The Biden Administration and Congressional Democrats successfully enhanced the Affordable Care Act’s (ACA) premium subsidies for 2021 and 2022 through the recently enacted American Rescue Plan Act. For individuals and families shopping for health insurance on HealthCare.gov or a State-Based Exchange, premiums will now be significantly less, and households with income above 400 percent of the Federal Poverty Level (FPL) can access a premium subsidy for the first time.
Now that these temporary changes are effective, what else might be in store for the ACA Exchange markets?
We could see regulations requiring insurance carriers to offer “standardized” plans through HealthCare.gov.
Why might “standardized” plans be in our future?
History, precedent, and policy.
The Obama Administration went down the path of incorporating “standardized” plans into HealthCare.gov. More specifically, for the 2017 and 2018 plan years, insurance carriers selling through HealthCare.gov could voluntarily elect to sell a plan with fixed deductibles, out-of-pocket limits, and co-pays for health care services (i.e., a “standardized” plan).
These “standardized” plans also covered certain medical services and prescription drugs before the deductible is met. For example, the plan covered up to three doctor office visits without costing the policyholder any money. Compare this to existing non-“standardized” plans where policyholders must pay amounts out of their own pocket for non-preventive doctor visits until their deductible is met.

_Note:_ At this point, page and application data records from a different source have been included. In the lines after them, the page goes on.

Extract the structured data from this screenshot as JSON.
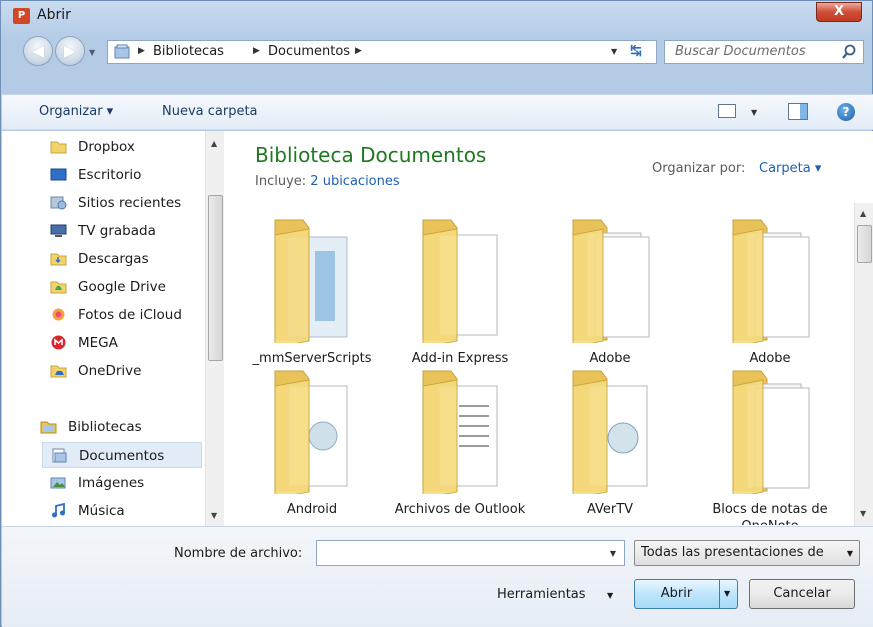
{
  "window": {
    "title": "Abrir",
    "app_icon_text": "P",
    "close_label": "X"
  },
  "address": {
    "crumbs": [
      "Bibliotecas",
      "Documentos"
    ],
    "search_placeholder": "Buscar Documentos"
  },
  "toolbar": {
    "organize": "Organizar ▾",
    "new_folder": "Nueva carpeta",
    "help_label": "?"
  },
  "sidebar": {
    "items": [
      {
        "label": "Dropbox",
        "icon": "dropbox-icon"
      },
      {
        "label": "Escritorio",
        "icon": "desktop-icon"
      },
      {
        "label": "Sitios recientes",
        "icon": "recent-places-icon"
      },
      {
        "label": "TV grabada",
        "icon": "tv-icon"
      },
      {
        "label": "Descargas",
        "icon": "downloads-icon"
      },
      {
        "label": "Google Drive",
        "icon": "google-drive-icon"
      },
      {
        "label": "Fotos de iCloud",
        "icon": "icloud-photos-icon"
      },
      {
        "label": "MEGA",
        "icon": "mega-icon"
      },
      {
        "label": "OneDrive",
        "icon": "onedrive-icon"
      }
    ],
    "libraries": {
      "label": "Bibliotecas",
      "children": [
        {
          "label": "Documentos",
          "selected": true
        },
        {
          "label": "Imágenes"
        },
        {
          "label": "Música"
        }
      ]
    }
  },
  "content": {
    "title": "Biblioteca Documentos",
    "includes_label": "Incluye:",
    "includes_link": "2 ubicaciones",
    "arrange_label": "Organizar por:",
    "arrange_value": "Carpeta ▾",
    "folders": [
      {
        "name": "_mmServerScripts"
      },
      {
        "name": "Add-in Express"
      },
      {
        "name": "Adobe"
      },
      {
        "name": "Adobe"
      },
      {
        "name": "Android"
      },
      {
        "name": "Archivos de Outlook"
      },
      {
        "name": "AVerTV"
      },
      {
        "name": "Blocs de notas de OneNote"
      }
    ]
  },
  "bottom": {
    "filename_label": "Nombre de archivo:",
    "filename_value": "",
    "filetype": "Todas las presentaciones de",
    "tools": "Herramientas",
    "open": "Abrir",
    "cancel": "Cancelar"
  },
  "colors": {
    "title_green": "#1d7a21",
    "link_blue": "#1e5fb3",
    "folder_yellow": "#f2d36b"
  }
}
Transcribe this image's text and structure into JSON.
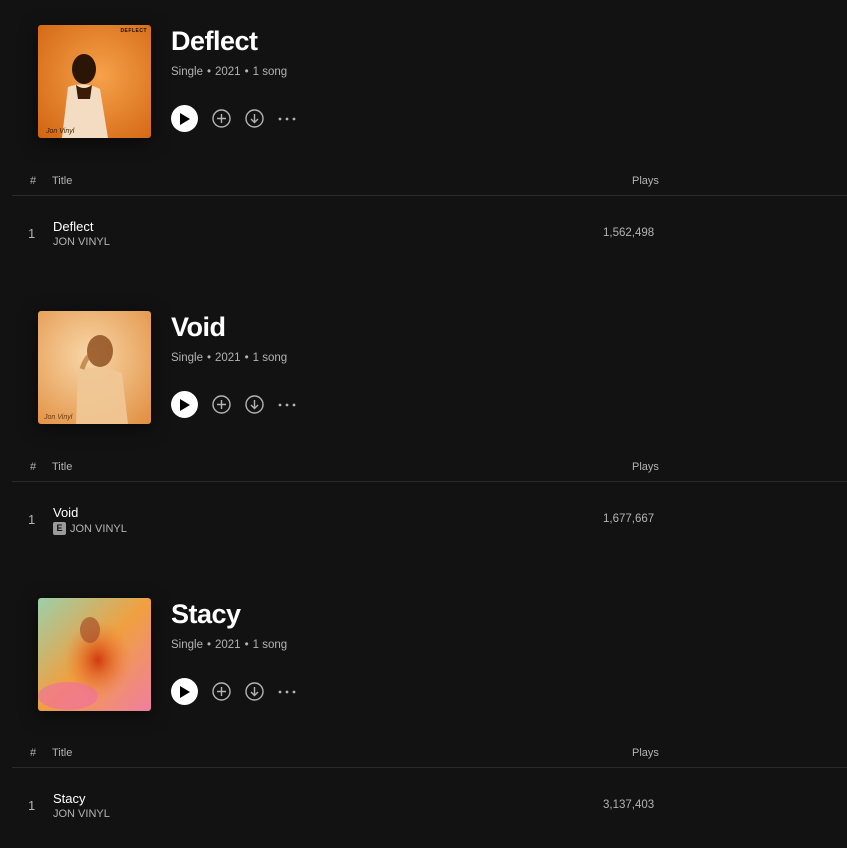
{
  "columns": {
    "hash": "#",
    "title": "Title",
    "plays": "Plays"
  },
  "releases": [
    {
      "title": "Deflect",
      "type": "Single",
      "year": "2021",
      "song_count": "1 song",
      "cover_tag": "DEFLECT",
      "cover_colors": [
        "#f08a2c",
        "#d66a14"
      ],
      "track": {
        "number": "1",
        "title": "Deflect",
        "artist": "JON VINYL",
        "explicit": false,
        "plays": "1,562,498"
      }
    },
    {
      "title": "Void",
      "type": "Single",
      "year": "2021",
      "song_count": "1 song",
      "cover_tag": "",
      "cover_colors": [
        "#f4c58e",
        "#e29a4e"
      ],
      "track": {
        "number": "1",
        "title": "Void",
        "artist": "JON VINYL",
        "explicit": true,
        "explicit_label": "E",
        "plays": "1,677,667"
      }
    },
    {
      "title": "Stacy",
      "type": "Single",
      "year": "2021",
      "song_count": "1 song",
      "cover_tag": "",
      "cover_colors": [
        "#8fc6a2",
        "#f07e2a"
      ],
      "track": {
        "number": "1",
        "title": "Stacy",
        "artist": "JON VINYL",
        "explicit": false,
        "plays": "3,137,403"
      }
    }
  ],
  "icons": {
    "play": "play-icon",
    "add": "add-circle-icon",
    "download": "download-icon",
    "more": "more-options-icon"
  }
}
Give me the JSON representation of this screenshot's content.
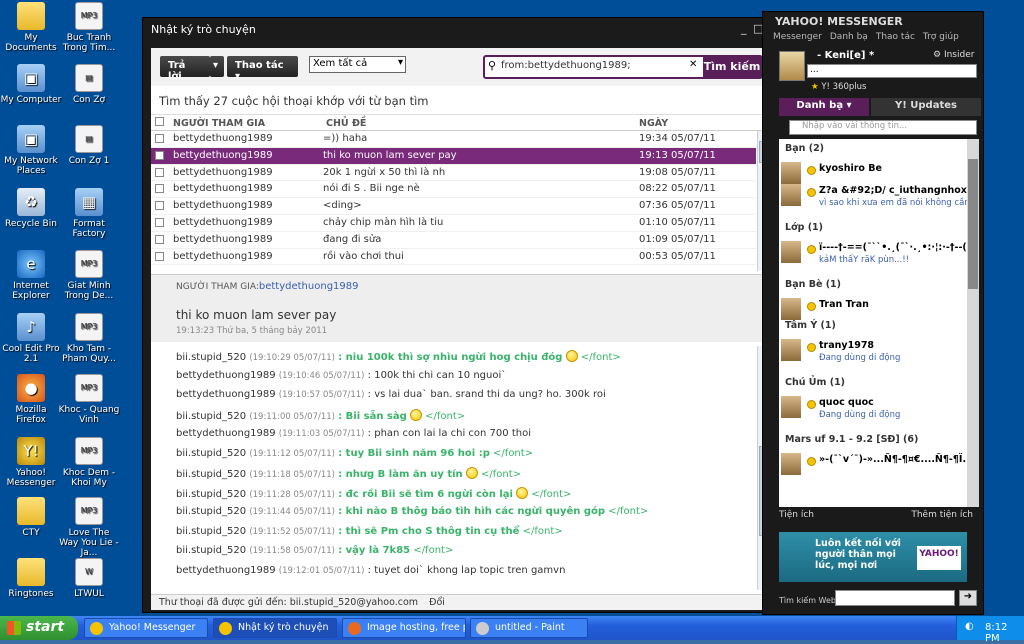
{
  "desktop": {
    "icons": [
      {
        "label": "My Documents",
        "icon": "folder-icon"
      },
      {
        "label": "My Computer",
        "icon": "computer-icon"
      },
      {
        "label": "My Network Places",
        "icon": "network-icon"
      },
      {
        "label": "Recycle Bin",
        "icon": "recycle-bin-icon"
      },
      {
        "label": "Internet Explorer",
        "icon": "ie-icon"
      },
      {
        "label": "Cool Edit Pro 2.1",
        "icon": "audio-app-icon"
      },
      {
        "label": "Mozilla Firefox",
        "icon": "firefox-icon"
      },
      {
        "label": "Yahoo! Messenger",
        "icon": "yahoo-icon"
      },
      {
        "label": "CTY",
        "icon": "folder-icon"
      },
      {
        "label": "Ringtones",
        "icon": "folder-icon"
      },
      {
        "label": "Buc Tranh Trong Tim...",
        "icon": "mp3-icon"
      },
      {
        "label": "Con Zợ",
        "icon": "file-icon"
      },
      {
        "label": "Con Zợ 1",
        "icon": "file-icon"
      },
      {
        "label": "Format Factory",
        "icon": "app-icon"
      },
      {
        "label": "Giat Minh Trong De...",
        "icon": "mp3-icon"
      },
      {
        "label": "Kho Tam - Pham Quy...",
        "icon": "mp3-icon"
      },
      {
        "label": "Khoc - Quang Vinh",
        "icon": "mp3-icon"
      },
      {
        "label": "Khoc Dem - Khoi My",
        "icon": "mp3-icon"
      },
      {
        "label": "Love The Way You Lie - Ja...",
        "icon": "mp3-icon"
      },
      {
        "label": "LTWUL",
        "icon": "word-icon"
      }
    ]
  },
  "history": {
    "title": "Nhật ký trò chuyện",
    "reply_label": "Trả lời",
    "action_label": "Thao tác",
    "filter_value": "Xem tất cả",
    "search_value": "from:bettydethuong1989;",
    "search_button": "Tìm kiếm",
    "result_text": "Tìm thấy 27 cuộc hội thoại khớp với từ bạn tìm",
    "columns": {
      "participant": "NGƯỜI THAM GIA",
      "subject": "CHỦ ĐỀ",
      "date": "NGÀY"
    },
    "rows": [
      {
        "participant": "bettydethuong1989",
        "subject": "=)) haha",
        "date": "19:34 05/07/11",
        "selected": false
      },
      {
        "participant": "bettydethuong1989",
        "subject": "thi ko muon lam sever pay",
        "date": "19:13 05/07/11",
        "selected": true
      },
      {
        "participant": "bettydethuong1989",
        "subject": "20k 1 ngừi x 50 thì là nh",
        "date": "19:08 05/07/11",
        "selected": false
      },
      {
        "participant": "bettydethuong1989",
        "subject": "nói đi S . Bii nge nè",
        "date": "08:22 05/07/11",
        "selected": false
      },
      {
        "participant": "bettydethuong1989",
        "subject": "<ding>",
        "date": "07:36 05/07/11",
        "selected": false
      },
      {
        "participant": "bettydethuong1989",
        "subject": "chảy chip màn hìh là tiu",
        "date": "01:10 05/07/11",
        "selected": false
      },
      {
        "participant": "bettydethuong1989",
        "subject": "đang đi sửa",
        "date": "01:09 05/07/11",
        "selected": false
      },
      {
        "participant": "bettydethuong1989",
        "subject": "rồi vào chơi thui",
        "date": "00:53 05/07/11",
        "selected": false
      }
    ],
    "participants_label": "NGƯỜI THAM GIA:",
    "participants_value": "bettydethuong1989",
    "conversation_subject": "thi ko muon lam sever pay",
    "conversation_date": "19:13:23 Thứ ba, 5 tháng bảy 2011",
    "messages": [
      {
        "sender": "bii.stupid_520",
        "time": "(19:10:29 05/07/11)",
        "text": ": niu 100k thì sợ nhìu ngừi hog chịu đóg",
        "green": true,
        "smile": true,
        "tag": "</font>"
      },
      {
        "sender": "bettydethuong1989",
        "time": "(19:10:46 05/07/11)",
        "text": ": 100k thi chi can 10 nguoi`",
        "green": false,
        "smile": false,
        "tag": ""
      },
      {
        "sender": "bettydethuong1989",
        "time": "(19:10:57 05/07/11)",
        "text": ": vs lai dua` ban. srand thi da ung? ho. 300k roi",
        "green": false,
        "smile": false,
        "tag": ""
      },
      {
        "sender": "bii.stupid_520",
        "time": "(19:11:00 05/07/11)",
        "text": ": Bii sẵn sàg",
        "green": true,
        "smile": true,
        "tag": "</font>"
      },
      {
        "sender": "bettydethuong1989",
        "time": "(19:11:03 05/07/11)",
        "text": ": phan con lai la chi con 700 thoi",
        "green": false,
        "smile": false,
        "tag": ""
      },
      {
        "sender": "bii.stupid_520",
        "time": "(19:11:12 05/07/11)",
        "text": ": tuy Bii sinh năm 96 hoi :p",
        "green": true,
        "smile": false,
        "tag": "</font>"
      },
      {
        "sender": "bii.stupid_520",
        "time": "(19:11:18 05/07/11)",
        "text": ":  nhưg B làm ăn uy tín",
        "green": true,
        "smile": true,
        "tag": "</font>"
      },
      {
        "sender": "bii.stupid_520",
        "time": "(19:11:28 05/07/11)",
        "text": ": đc rồi Bii sẽ tìm 6 ngừi còn lại",
        "green": true,
        "smile": true,
        "tag": "</font>"
      },
      {
        "sender": "bii.stupid_520",
        "time": "(19:11:44 05/07/11)",
        "text": ": khi nào B thôg báo tìh hìh các ngừi quyên góp",
        "green": true,
        "smile": false,
        "tag": "</font>"
      },
      {
        "sender": "bii.stupid_520",
        "time": "(19:11:52 05/07/11)",
        "text": ": thì sẽ Pm cho S thôg tin cụ thể",
        "green": true,
        "smile": false,
        "tag": "</font>"
      },
      {
        "sender": "bii.stupid_520",
        "time": "(19:11:58 05/07/11)",
        "text": ": vậy là 7k85",
        "green": true,
        "smile": false,
        "tag": "</font>"
      },
      {
        "sender": "bettydethuong1989",
        "time": "(19:12:01 05/07/11)",
        "text": ": tuyet doi` khong lap topic tren gamvn",
        "green": false,
        "smile": false,
        "tag": ""
      }
    ],
    "footer": "Thư thoại đã được gửi đến: bii.stupid_520@yahoo.com",
    "footer_link": "Đổi"
  },
  "messenger": {
    "title": "YAHOO! MESSENGER",
    "menu": [
      "Messenger",
      "Danh bạ",
      "Thao tác",
      "Trợ giúp"
    ],
    "user_name": "- Keni[e] *",
    "insider": "Insider",
    "status_value": "...",
    "sub_status": "Y! 360plus",
    "tab_contacts": "Danh bạ",
    "tab_updates": "Y! Updates",
    "search_placeholder": "Nhập vào vài thông tin...",
    "groups": [
      {
        "label": "Bạn (2)",
        "buddies": [
          {
            "name": "kyoshiro Be",
            "status": ""
          },
          {
            "name": "Z?a &#92;D/ c_iuthangnhox",
            "status": "vì sao khi xưa em đã nói không cần..."
          }
        ]
      },
      {
        "label": "Lớp (1)",
        "buddies": [
          {
            "name": "ï----†-==(¯``•.¸(¯`·.¸•:·¦:·-†--(...",
            "status": "kảM thấY rãK pùn...!!"
          }
        ]
      },
      {
        "label": "Bạn Bè (1)",
        "buddies": [
          {
            "name": "Tran Tran",
            "status": ""
          }
        ]
      },
      {
        "label": "Tâm Ý (1)",
        "buddies": [
          {
            "name": "trany1978",
            "status": "Đang dùng di động"
          }
        ]
      },
      {
        "label": "Chú Ủm (1)",
        "buddies": [
          {
            "name": "quoc quoc",
            "status": "Đang dùng di động"
          }
        ]
      },
      {
        "label": "Mars uf 9.1 - 9.2 [SĐ] (6)",
        "buddies": [
          {
            "name": "»-(¯`v´¯)-»...Ñ¶-¶¤€....Ñ¶-¶Ï...",
            "status": ""
          }
        ]
      }
    ],
    "plugin_label": "Tiện ích",
    "add_plugin_label": "Thêm tiện ích",
    "ad_text": "Luôn kết nối với người thân mọi lúc, mọi nơi",
    "ad_logo": "YAHOO!",
    "web_search_label": "Tìm kiếm Web"
  },
  "taskbar": {
    "start": "start",
    "tasks": [
      "Yahoo! Messenger",
      "Nhật ký trò chuyện",
      "Image hosting, free p...",
      "untitled - Paint"
    ],
    "clock": "8:12 PM"
  }
}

In other words, unlike the “standardized” plans that provided free coverage for at least three doctor visits, existing non-“standardized” plans require the policyholder to pay for the cost of doctor visits that are not considered preventive services.
The Trump Administration abandoned “standardized” plans in 2019. However, with the election of President Biden – and with the addition of many former Obama Administration officials in leadership roles at the Department of Health and Human Services (HHS) – we expect that the Biden HHS will re-visit the idea of “standardized” plans, and even take the idea a step further (by making “standardized” plans a requirement, instead of a voluntary choice).
California currently requires “standardized” plans to be made available through its State-Based Exchange (Covered California). In particular, Covered California plans must have prescribed deductibles and co-pays for certain covered benefits (e.g., dollar caps on things like prescription drugs and physician visits and other outpatient services). ACA supporters suggest that one of the reasons California’s Exchange market remains stable is because consumers are offered simplified plans, which in turn, increases take-up.
Several other State-Based Exchanges also require some form of a “standardized” plan. For example, Oregon requires silver plans sold to Oregonians through HealthCare.gov to have a $3,650 individual deductible and $40 primary care office visit co–pay. New York requires its carriers to offer at least one “standardized” plan at each metal level. Washington, DC’s DC Health Link requires a carrier to offer a “standardized” plan for a metal level at which the carrier is offering plans, and Connecticut’s Access Health CT requires carriers to offer at least one “standardized” gold plan, at least one “standardized” silver plan (which must be the lowest-cost silver plan the carrier offers), and at least two “standardized” bronze plans, one of which must be HSA-compatible.
With the Biden Administration’s interest in adding a “public option” to the ACA Exchange markets, requiring carriers to offer “standardized” plans could get the Administration one step closer to this policy goal. More specifically, the “public option” contemplates a plan that covers a prescribed set of benefits and services at prescribed deductible and co-pay levels. As discussed, this is essentially how a “standardized” plan is structured.
Standardized plans and public option are by no means a panacea. Some states, notably Colorado and Washington State are pursuing a ‘public option’ on their own. Colorado is seeking a waiver from the ACA for its version of the public option plans, while Washington’s experiment with a public option, Cascade Care plans, has seen mixed results with premiums for Cascade plans higher than expected and receiving only a few exchange enrollments.
Stay tuned as we continue to track the Biden Administration’s regulatory activity in this – and other – areas.